If your claim for laundry expenses is more than $150 and your total claim for work-related expenses is more than $300 (not including car, meal allowance, award transport payment allowance and travel allowance expenses), the records you must keep include:
- receipts, or other written evidence of your expenses
- diary entries you make to record
- your small expenses ($10 or less) totalling no more than $200 that you do not have a receipt for
- expenses that you cannot get any kind of evidence for regardless of the amount - for example, a diary record of your laundromat costs.
To claim a deduction for the cost of uniforms, report the amount at D3 - Work-related clothing, laundry and dry-cleaning expenses on your income tax return.
Clothing, laundry and dry-cleaning you cannot claim
You cannot claim a deduction for the cost of purchasing or cleaning conventional clothing you wear to work that does not fall into one of the categories above, even if your employer tells you to wear it. This includes:
- clothing you wear for medical reasons, such as support stockings
- conventional clothing that is damaged at work
- everyday footwear such as dress, casual or running shoes
- conventional hair accessories and earrings.
Example 14 - you cannot claim a deduction for ordinary clothing
Burke is a flight attendant employed by Airline XYZ to work in the business class section of the plane. His employer requires him to wear a good quality, dark coloured, tailored business suit, long sleeved single coloured cotton shirt, a tie, black leather shoes and black socks. XYZ considers that Burke should be dressed immaculately at all times as the company's image is of particular importance. In recognition of this requirement, XYZ pays Burke a clothing allowance of $4,000 per annum. Burke expended the allowance purchasing the clothing and footwear prescribed by XYZ. He only wears the clothing and footwear for work purposes.

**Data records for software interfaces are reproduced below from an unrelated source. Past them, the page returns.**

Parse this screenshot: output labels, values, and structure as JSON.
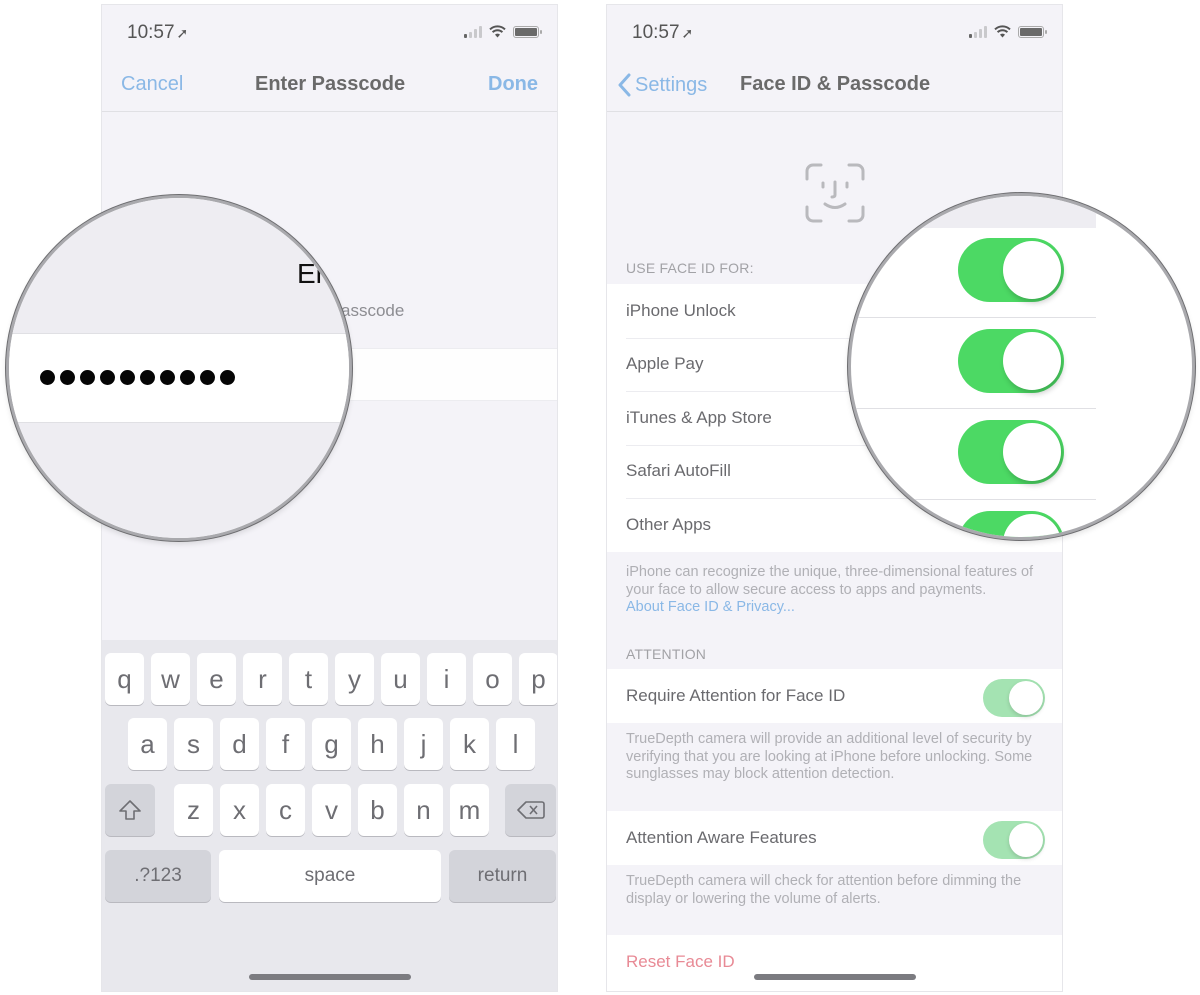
{
  "left_screen": {
    "status": {
      "time": "10:57",
      "location_icon": "location-arrow-icon",
      "signal_bars_on": 1,
      "signal_bars_total": 4,
      "wifi_icon": "wifi-icon",
      "battery_icon": "battery-icon"
    },
    "nav": {
      "cancel_label": "Cancel",
      "title": "Enter Passcode",
      "done_label": "Done"
    },
    "magnified_title_fragment": "Er",
    "passcode_hint_fragment": "asscode",
    "passcode_dots": 10,
    "keyboard": {
      "row1": [
        "q",
        "w",
        "e",
        "r",
        "t",
        "y",
        "u",
        "i",
        "o",
        "p"
      ],
      "row2": [
        "a",
        "s",
        "d",
        "f",
        "g",
        "h",
        "j",
        "k",
        "l"
      ],
      "row3": [
        "z",
        "x",
        "c",
        "v",
        "b",
        "n",
        "m"
      ],
      "shift_icon": "shift-icon",
      "delete_icon": "delete-backspace-icon",
      "numbers_label": ".?123",
      "space_label": "space",
      "return_label": "return"
    }
  },
  "right_screen": {
    "status": {
      "time": "10:57",
      "location_icon": "location-arrow-icon",
      "signal_bars_on": 1,
      "signal_bars_total": 4,
      "wifi_icon": "wifi-icon",
      "battery_icon": "battery-icon"
    },
    "nav": {
      "back_label": "Settings",
      "title": "Face ID & Passcode"
    },
    "faceid_icon": "face-id-icon",
    "use_face_id_header": "USE FACE ID FOR:",
    "use_face_id_items": [
      {
        "label": "iPhone Unlock",
        "enabled": true
      },
      {
        "label": "Apple Pay",
        "enabled": true
      },
      {
        "label": "iTunes & App Store",
        "enabled": true
      },
      {
        "label": "Safari AutoFill",
        "enabled": true
      },
      {
        "label": "Other Apps",
        "enabled": true
      }
    ],
    "face_id_footer": "iPhone can recognize the unique, three-dimensional features of your face to allow secure access to apps and payments.",
    "face_id_footer_link": "About Face ID & Privacy...",
    "attention_header": "ATTENTION",
    "require_attention": {
      "label": "Require Attention for Face ID",
      "enabled": true
    },
    "require_attention_footer": "TrueDepth camera will provide an additional level of security by verifying that you are looking at iPhone before unlocking. Some sunglasses may block attention detection.",
    "attention_aware": {
      "label": "Attention Aware Features",
      "enabled": true
    },
    "attention_aware_footer": "TrueDepth camera will check for attention before dimming the display or lowering the volume of alerts.",
    "reset_label": "Reset Face ID"
  },
  "colors": {
    "accent_blue": "#8ab8e6",
    "toggle_green": "#4cd964",
    "toggle_green_dimmed": "#a4e3b2",
    "destructive_red": "#e88a95",
    "grouped_background": "#f4f3f8"
  }
}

A deduction is not allowable for the cost of Burke's clothing because it does not constitute as a:
End of example
- compulsory corporate uniform
- non-compulsory corporate uniform registered with AusIndustry.